I think you are correct. Those poor young men, and their families, were told nothing by the governmental and military authorities.

Hels said...

Deb,

the medical literature suggests that after WW1, anxiety, depression and shell shock were well noted, but that psychiatric support was not made available. Gangrenous legs were amputated and glass eyes inserted where necessary, but night terrors were not treated.

I wonder if Ernst Kirchner, George Grosz, Otto Dix and the others found their own art to be at all theraputic.

Hels said...

Parnassus

Artists like Dix WERE able to express their terrible post-war terrors in art, but I suspect they paid a steep price for their art. Which German gallery or collector would buy the "provocative" or "treacherous" paintings? Dix, Grosz and perhaps others became despised in parts of German society.

I used to get to New York and the NE corner regularly when my uncle was still alive. Now I will have to make a special trip, including northern Ohio. Thank you :)

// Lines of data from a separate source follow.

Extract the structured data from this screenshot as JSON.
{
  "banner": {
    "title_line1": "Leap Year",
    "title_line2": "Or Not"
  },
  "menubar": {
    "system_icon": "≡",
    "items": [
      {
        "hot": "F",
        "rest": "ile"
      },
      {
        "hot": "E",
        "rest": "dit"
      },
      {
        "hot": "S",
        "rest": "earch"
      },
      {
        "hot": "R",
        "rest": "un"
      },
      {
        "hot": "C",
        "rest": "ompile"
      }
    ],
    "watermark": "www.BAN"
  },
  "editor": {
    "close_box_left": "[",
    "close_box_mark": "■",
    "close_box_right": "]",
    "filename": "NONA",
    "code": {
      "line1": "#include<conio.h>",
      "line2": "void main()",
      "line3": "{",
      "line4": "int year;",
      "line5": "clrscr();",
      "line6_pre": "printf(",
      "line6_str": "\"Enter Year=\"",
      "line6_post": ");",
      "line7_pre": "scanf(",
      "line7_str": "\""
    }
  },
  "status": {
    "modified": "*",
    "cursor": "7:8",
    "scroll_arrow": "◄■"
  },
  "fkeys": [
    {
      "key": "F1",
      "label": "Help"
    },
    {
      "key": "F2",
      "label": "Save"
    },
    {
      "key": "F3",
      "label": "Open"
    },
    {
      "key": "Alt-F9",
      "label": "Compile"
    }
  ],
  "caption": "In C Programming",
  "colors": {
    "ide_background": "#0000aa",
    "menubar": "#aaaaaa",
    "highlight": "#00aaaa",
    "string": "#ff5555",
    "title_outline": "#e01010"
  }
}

Anonymous said...

"Perhaps Dix was already reflecting the nationalism that was surging in the increasingly tense political atmosphere of the Weimar Republic during the Depression years. His critics certainly hated what they perceived as his anti-German, hypercritical views of WW1 and the post-war society."

Weimar society was bitterly divided. The government was progressive and democratic but the right wingers were developing a strong and nasty form of nationalism.

Hels said...

Anon

Dix was attacked by both sides, wasn't he? The extreme right hated his views of the WW1 and felt he was a traitor to Germany. Yet he also satirised celebrities from Germany's intellectual circles, so Weimar democrats didn't necessarily adore him either.

His work became even darker in the early 1930s, and naturally he was most hated by the Nazis.